The Hawthorn Leslie yard closed in 1982 and its buildings haven’t been used since, becoming a magnet for deliberate fires and antisocial behaviour and branded a ‘deathtrap’, with plans to develop the site for housing seen as a win-win by some.
Hebburn Riverside Developments Ltd has asked South Tyneside Council for planning permission for the development, which would see vacant shipyard buildings will be pulled down to make way for a mixture of studio apartments, and one, two, three, four and five-bedroom homes.
But A&P Tyne, the last remaining shipyard in operation on the River Tyne, based at Wagonway Rd, Hebburn, has said it will fight a proposed residential development, which it fears could jeopardise jobs.
Bosses say the site is classed as industrial land and reserved for employment use, and fear the proposed development would restrict A&P Tyne’s business operations and hamper its future expansion plans.
However, those behind the development firmly insist the proposed development would not restrict any future expansion plans of A&P.
David McGinley, the company’s group chief executive officer, is concerned a housing development on the site would lead to conflict with new residents over noise from the shipyard.
“As one the region’s largest employers, A&P Tyne delivers significant economic benefits to the North East economy.

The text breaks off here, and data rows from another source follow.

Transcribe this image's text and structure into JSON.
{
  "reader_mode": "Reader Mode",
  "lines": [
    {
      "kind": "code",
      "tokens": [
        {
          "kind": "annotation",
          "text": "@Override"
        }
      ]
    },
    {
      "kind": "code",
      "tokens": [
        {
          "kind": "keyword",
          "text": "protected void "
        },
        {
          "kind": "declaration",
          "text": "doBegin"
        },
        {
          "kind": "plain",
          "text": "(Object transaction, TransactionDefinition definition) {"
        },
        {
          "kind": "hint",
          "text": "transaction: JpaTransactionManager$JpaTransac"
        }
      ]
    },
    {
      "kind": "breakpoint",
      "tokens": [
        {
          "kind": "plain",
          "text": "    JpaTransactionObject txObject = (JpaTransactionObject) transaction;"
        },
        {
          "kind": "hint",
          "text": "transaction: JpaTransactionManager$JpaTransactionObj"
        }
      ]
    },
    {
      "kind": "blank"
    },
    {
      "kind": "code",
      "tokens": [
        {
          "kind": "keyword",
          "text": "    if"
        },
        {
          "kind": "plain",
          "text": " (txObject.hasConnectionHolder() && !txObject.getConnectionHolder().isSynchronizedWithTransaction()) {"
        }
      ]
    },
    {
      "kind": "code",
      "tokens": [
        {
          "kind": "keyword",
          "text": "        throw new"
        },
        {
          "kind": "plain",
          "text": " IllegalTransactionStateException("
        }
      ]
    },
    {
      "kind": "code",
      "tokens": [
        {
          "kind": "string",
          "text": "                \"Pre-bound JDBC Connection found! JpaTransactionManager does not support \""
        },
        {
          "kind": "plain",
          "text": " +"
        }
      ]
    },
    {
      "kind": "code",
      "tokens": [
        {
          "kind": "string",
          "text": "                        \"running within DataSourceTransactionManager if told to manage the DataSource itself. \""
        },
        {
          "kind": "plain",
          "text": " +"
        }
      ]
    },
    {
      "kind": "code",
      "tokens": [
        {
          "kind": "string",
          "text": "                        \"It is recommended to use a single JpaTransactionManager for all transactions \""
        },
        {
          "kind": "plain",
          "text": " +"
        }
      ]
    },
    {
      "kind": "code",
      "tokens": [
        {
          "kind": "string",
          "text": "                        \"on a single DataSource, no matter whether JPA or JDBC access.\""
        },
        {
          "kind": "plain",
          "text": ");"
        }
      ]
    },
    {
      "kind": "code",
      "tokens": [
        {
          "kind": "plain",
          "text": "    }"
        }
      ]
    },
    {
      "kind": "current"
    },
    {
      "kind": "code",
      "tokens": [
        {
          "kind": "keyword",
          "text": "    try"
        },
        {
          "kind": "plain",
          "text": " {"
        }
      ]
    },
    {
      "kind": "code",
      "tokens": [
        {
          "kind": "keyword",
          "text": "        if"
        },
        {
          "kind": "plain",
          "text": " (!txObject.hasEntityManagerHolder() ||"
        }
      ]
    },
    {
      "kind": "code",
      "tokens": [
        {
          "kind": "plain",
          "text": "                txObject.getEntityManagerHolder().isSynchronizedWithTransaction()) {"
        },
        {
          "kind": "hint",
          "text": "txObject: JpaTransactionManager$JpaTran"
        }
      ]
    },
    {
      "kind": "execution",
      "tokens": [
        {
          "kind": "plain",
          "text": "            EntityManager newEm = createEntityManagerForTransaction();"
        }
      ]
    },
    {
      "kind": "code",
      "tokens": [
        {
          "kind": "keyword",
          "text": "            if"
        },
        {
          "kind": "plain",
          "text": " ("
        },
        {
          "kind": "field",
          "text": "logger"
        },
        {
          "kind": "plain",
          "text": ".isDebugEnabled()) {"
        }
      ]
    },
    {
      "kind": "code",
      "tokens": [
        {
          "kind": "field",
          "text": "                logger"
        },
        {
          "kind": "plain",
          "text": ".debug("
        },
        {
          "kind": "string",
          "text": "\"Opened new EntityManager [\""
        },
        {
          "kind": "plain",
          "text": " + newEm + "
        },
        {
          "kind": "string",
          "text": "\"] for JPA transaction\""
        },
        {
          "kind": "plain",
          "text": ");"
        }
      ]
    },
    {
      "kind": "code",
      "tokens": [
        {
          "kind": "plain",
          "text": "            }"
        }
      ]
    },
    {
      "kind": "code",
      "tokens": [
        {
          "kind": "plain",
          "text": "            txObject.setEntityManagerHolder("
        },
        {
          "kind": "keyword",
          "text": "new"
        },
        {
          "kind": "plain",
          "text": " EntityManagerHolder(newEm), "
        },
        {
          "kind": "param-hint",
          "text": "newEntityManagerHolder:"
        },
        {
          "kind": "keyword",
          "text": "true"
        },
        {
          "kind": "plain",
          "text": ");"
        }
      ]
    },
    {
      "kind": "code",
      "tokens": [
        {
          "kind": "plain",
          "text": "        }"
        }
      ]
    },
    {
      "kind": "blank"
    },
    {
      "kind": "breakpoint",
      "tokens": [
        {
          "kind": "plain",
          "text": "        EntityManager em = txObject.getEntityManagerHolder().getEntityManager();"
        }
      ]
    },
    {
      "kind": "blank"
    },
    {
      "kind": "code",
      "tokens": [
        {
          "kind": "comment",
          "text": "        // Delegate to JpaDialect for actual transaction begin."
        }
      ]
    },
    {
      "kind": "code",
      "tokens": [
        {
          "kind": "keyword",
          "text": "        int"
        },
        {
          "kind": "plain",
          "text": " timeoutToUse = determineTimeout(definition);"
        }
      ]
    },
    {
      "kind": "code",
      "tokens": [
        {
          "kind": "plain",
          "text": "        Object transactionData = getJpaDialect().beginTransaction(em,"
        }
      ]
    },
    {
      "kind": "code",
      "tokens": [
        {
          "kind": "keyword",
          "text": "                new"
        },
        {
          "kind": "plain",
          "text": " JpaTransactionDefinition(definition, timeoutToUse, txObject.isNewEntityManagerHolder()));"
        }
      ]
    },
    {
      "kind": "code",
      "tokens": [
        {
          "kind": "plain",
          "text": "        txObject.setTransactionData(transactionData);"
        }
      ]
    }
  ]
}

However, our ability to drive economic value to the region is dependent on our ability to deliver our projects,” he said.
“A&P Tyne is an industrial business, with our workforce working around the clock to deliver critical projects on behalf of the MoD and the Seaborne asset community.”
He added: "We are extremely concerned that if it goes ahead A&P Tyne would be faced with ongoing conflicts around existing shipyard operations and the impact on future residents, which would lead to restrictions on our business operations.”
A&P Tyne has appointed consultants to review the planning application, which will assess the likely impact on ongoing business as well as future investment decisions.
The company also has concerns about what it calls “some of the assumptions made in the proposal with respect to noise levels, which are being investigated further”.
Mr McGinley said: “Ships have been built on the River Tyne for more than 200 years and we must protect our shipbuilding heritage.
“A&P Tyne is in a robust financial position and has performed well throughout the pandemic.
"We have a strong order book, and we are currently working alongside UK Government to help deliver the National Shipbuilding Strategy, which will lead to further shipbuilding projects and deliver additional economic benefits to the region.
“Our ongoing success also enables A&P to continue to invest in its apprenticeship scheme, which provides vital training opportunities to hundreds of young people.”
He said the company was “sympathetic for the need for new housing” but would fight the proposals at Hawthorn Leslie to protect its business.
LDA is the planning and development manager for the site owner, Hebburn Riverside Development Limited.
In a statement, it said: “In working up the scheme proposals, we have carefully considered adjacent uses. Whilst the A&P land closest to our site has been vacant for 20 years, we have nevertheless undertaken a comprehensive assessment which considers the scenario that the adjacent land and dry dock is, one day, used by A&P for its permitted use.
"The single aspect housing and decked car park along this site boundary would act as a noise barrier which, together with other mitigation measures, will ensure that both internal and external noise levels remain within the required standards even in the event that the adjacent land is fully utilised by A&P at some point.
"We therefore believe that the proposed development would not restrict any future expansion plans of A&P and that the regeneration of a long derelict site will deliver significant benefits for the local community, including many definite jobs in local construction and supply chains over several years.
"Furthermore, the site is dangerous and presents a serious hazard to the local community, and it is only a residential scheme which can afford the high costs of demolition, remediation and reclamation and have the viability to finally, after 20+ years of dereliction and no commercial demand, bring the Hawthorn Leslie site back into good economic use."